The question no one asked is “what is the other .01%”? If they had – and someone made the effort to find the answer – then perhaps this could have been stopped. But no one did. In the following weeks the students scattered around the world, carrying that other ingredient in their bodies and sharing it with everyone who came into contact with them – in airplanes and trains; restaurants, hostels, and coffee shops; passing on the street.
They showed no symptoms; no one guessed they were ill and highly contagious. For what each vial contained – dormant for half a century but still viable – was the virus of a forgotten disease: small pox.

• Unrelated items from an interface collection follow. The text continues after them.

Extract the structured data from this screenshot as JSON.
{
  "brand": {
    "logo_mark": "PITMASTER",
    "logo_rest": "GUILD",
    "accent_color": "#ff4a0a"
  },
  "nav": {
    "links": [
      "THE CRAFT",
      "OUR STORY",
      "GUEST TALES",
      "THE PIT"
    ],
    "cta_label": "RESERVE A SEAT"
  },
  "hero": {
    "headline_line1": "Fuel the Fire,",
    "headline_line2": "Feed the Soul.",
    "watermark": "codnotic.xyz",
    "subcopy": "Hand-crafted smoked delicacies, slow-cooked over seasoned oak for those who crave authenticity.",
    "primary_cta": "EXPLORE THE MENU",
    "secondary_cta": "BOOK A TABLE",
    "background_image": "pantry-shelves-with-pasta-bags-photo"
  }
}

Within a month, everyone who sampled those vials was dead. So were hundreds of others; thousands more were ill. Health officials everywhere worked desperately to contain the outbreak. Schools closed. Hospitals were overwhelmed; isolation wards were opened in any available space. Countries instituted new quarantine requirements at their borders. But all was in vain. The cases skyrocketed among the young. Those over fifty were immune: the vaccinations they received during the push to eradicate this scourge did the job.
Jake was a researcher; his lab at the university still functioned unlike everything else. They were close: the team created a synthetic antibody which showed great promise. If caught early, it should stop the disease from progressing: and the fatalities. That’s what the computer models said. Since small pox only infects humans, animal testing wouldn’t work. They applied to go straight to human trials, but approval was months away.
So stores were empty. People were scared. And still dying.
Jake turned his head from the window, seeing his fellow travelers for the first time. The car was nearly empty in these days of fear. A girl a few seats down attracted his notice. He knew what she faced.
Alexa didn’t look out the window. She sat scrunched into a corner, trying to make herself as small as possible. The knapsack on her lap she hugged like it held all her possessions. Her coat was warm, but also worn and maybe a little big for her slight frame. Blonde hair peeked out from a knit cap pulled low over her face. Below the cap, the face displayed tell-tale red spots.
Jake spoke first. “You look scared. I can guess why.”
“Don’t come near. I might cough on you.”
“I’m old. I’m immune. You look alone.”
“My parents kicked me out. I heard there’s a clinic at the university. I thought maybe they’ll take me in.”
“They won’t. The place is overflowing. Even if it wasn’t, you’d need money. We asked the state for funding so people don’t wander the streets, spreading the disease. Other states have, ours hasn’t.”
“What will happen to me?”
“They’ll send you to the clinic on the east side. I’ve seen it. You don’t want to go there.”
“Where else can I go?”
“Come with me. My wife will pick us up at the lab. We have room.”
“Yes, the lab. We’re working to find a cure.”
“Is there anything?”
“We’re hopeful. It’ll be too late for you.”
“Meaning I’ll be scarred for life.”
“Yes. Or dead.”
“Is there any hope?”
“I can’t . . . I shouldn’t.”
Jake made his decision. “Let’s go into the lab. It’s too cold to wait outside anyway.”
Jake left Alexa in the lobby as he popped into the lab for a dose of the antibody; he returned just as a car pulled up outside the glass doors.
“Here’s our ride.”
Jake introduced the two women. Sheryl could make instant friendships, and Alexa quickly succumbed to her charms. By the time they arrived home all three were relaxed and laughing.
Once inside, they settled Alexa; then Jake pulled out the vial.
“The computer models predict this will work and won’t have any serious side-effects. But we don’t know for sure. And we can’t know until we try.”
Alexa rolled up her sleeve. “I have nothing to lose. Guinea Pig number one.”